The Sooners, after all, return four starters from a unit that won a share of the Big 12 championship. The top three scorers and rebounders return, including 2005 Big 12 Newcomer of the Year Taj Gray. And Sampson believes the addition of several talented newcomers will more than offset the loss of guards Drew Lavender and Lawrence McKenzie, who transferred out, as well as two senior reserves.
Unlike last season, when they were picked fourth in the Big 12's preseason poll, the Sooners are one of the league favorites. Sampson doesn't shy from the expectations.
"This team has the potential to be really good," Sampson says. "Our goal is the same as it is every year. We want to win the Big 12 Conference."
Gray and Kevin Bookout give Oklahoma one of the league's most imposing frontcourts. At 6-foot-9, Gray is a bit of a tweener -- not quite a power forward, not quite a small forward. But his offensive skills and his defensive presence give OU a formidable weapon inside. Gray earned first-team All-Big 12 honors after leading the Sooners in scoring (14.6 ppg), rebounding (8.2 rpg) and blocked shots (1.8 bpg).
Bookout (6-8, 259 pounds) is a throwback postman. His back to the basket play is reminiscent of another era, and his mass makes him tough to move. That combination allowed Bookout to average 11.5 points and 6.6 rebounds per game while shooting 59.2 percent from the field last season.
A key addition is Nate Carter, a 6-6, 220-pound junior who sat out last season after transferring from UC-Riverside. Carter was named the Big West Freshman of the Year in 2003. He can also play guard, but he will likely spend more time at the 4.
"Nate's strength is his strength," Sampson says. "Pound for pound, he's the strongest player on the team. He's just a bull."
OU would like more from 6-11 Longar Longar. In limited duty last year, the still-raw center averaged 2.9 points and 1.9 rebounds. Freshman Taylor Griffin will also get a chance in what appears to be a crowded frontcourt.
OU lost two members of a ballyhooed recruiting class when Lavender and McKenzie transferred. But Terrell Everett and David Godbold both return after making key contributions last season.

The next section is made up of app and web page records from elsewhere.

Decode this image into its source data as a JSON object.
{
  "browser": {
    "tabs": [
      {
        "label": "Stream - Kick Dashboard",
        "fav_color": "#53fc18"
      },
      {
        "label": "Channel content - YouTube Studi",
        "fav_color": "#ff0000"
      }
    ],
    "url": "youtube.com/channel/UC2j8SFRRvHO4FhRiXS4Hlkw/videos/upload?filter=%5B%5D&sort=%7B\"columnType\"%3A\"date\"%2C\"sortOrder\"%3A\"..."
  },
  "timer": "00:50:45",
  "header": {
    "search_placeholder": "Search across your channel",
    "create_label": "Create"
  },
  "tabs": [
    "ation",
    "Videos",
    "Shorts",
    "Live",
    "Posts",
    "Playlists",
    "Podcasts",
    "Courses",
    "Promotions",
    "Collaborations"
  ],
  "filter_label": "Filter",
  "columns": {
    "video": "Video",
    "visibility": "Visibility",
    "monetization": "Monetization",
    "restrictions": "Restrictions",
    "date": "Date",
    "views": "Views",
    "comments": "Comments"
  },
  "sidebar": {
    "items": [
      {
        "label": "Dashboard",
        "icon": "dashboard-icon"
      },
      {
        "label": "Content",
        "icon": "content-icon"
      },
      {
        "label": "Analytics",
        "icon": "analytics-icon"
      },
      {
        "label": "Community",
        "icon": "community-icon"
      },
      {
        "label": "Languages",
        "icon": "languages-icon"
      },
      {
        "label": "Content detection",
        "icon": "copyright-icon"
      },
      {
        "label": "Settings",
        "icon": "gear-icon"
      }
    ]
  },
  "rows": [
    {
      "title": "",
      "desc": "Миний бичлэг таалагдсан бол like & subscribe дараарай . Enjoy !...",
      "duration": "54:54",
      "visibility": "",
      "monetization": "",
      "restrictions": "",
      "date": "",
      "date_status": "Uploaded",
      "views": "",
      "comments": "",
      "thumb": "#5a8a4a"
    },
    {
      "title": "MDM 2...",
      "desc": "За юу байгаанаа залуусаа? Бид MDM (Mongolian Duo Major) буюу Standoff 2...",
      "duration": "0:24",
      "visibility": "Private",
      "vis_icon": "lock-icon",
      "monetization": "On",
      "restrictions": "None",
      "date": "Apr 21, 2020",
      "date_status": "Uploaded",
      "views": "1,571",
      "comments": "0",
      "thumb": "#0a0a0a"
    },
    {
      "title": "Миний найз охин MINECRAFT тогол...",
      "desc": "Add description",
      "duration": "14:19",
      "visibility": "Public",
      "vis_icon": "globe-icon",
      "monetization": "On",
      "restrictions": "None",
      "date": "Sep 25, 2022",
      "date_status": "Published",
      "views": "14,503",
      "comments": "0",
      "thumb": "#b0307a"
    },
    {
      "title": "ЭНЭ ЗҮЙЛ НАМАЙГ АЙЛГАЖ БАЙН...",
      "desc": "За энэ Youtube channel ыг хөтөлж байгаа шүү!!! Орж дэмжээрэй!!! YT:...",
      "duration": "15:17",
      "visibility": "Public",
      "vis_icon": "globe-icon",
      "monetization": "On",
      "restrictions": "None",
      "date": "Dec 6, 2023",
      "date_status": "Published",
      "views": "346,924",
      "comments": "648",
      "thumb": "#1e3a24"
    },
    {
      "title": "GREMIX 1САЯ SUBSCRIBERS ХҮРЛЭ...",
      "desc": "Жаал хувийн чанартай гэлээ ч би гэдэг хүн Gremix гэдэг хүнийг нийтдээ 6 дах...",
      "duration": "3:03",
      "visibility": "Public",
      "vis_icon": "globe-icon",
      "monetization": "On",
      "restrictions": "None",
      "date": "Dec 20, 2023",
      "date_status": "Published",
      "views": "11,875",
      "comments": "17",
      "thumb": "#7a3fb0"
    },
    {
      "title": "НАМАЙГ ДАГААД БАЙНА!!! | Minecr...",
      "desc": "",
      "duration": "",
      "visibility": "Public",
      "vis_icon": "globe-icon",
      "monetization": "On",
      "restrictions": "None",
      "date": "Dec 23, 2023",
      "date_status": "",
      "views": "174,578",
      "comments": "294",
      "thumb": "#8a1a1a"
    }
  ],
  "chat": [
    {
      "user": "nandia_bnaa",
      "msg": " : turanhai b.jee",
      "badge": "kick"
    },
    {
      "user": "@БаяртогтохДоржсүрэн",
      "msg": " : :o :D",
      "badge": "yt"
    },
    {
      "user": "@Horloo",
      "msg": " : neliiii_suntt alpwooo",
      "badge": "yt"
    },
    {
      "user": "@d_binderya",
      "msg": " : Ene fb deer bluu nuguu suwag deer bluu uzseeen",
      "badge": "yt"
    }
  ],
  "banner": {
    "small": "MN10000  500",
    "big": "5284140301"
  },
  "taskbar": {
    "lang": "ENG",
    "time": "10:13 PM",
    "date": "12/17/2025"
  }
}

Everett was a consistent threat despite playing out of position at the point. He led OU with 5.0 assists per game and ranked second on the team in scoring (12.5 ppg), and third in rebounding (4.8 rpg). "He's so versatile," Sampson says. "He's good at everything. He's got a good I.Q., he sees the floor, he's a good passer, he gets to the rim, he gets to the free-throw line."
Though Godbold's numbers weren't flashy, he demonstrated the kind of hard-nosed versatility Sampson prizes. As a sophomore, he'll be counted on for even more.
Michael Neal, a junior college All-America, brings a long-range offensive threat the Sooners lacked a year ago. And Chris Walker, another junior college transfer, will be given every chance to win the point guard's position shared last year by Everett and Lavender.
Austin Johnson was a prolific scorer in high school and might be the Sooners' most athletic guard, but he'll have to find a role among the more experienced guards.
OU surprised many last year by winning a share of the Big 12 regular -eason crown. The '05-06 Sooners might end up being Sampson's best -- surpassing the teams that reached the Final Four and Elite Eight in recent years.
But even though the Sooners return the nucleus from a year ago, several talented newcomers must mesh quickly if OU is to reach its potential. Sampson's goals for the Sooners are simple but ambitious.
"We'd like to win the Big 12 again," says Sampson. "Then advance in the NCAA tournament as far as we can."
Make no mistake, the coach believes that this year's Sooners have enough to advance a long way come March.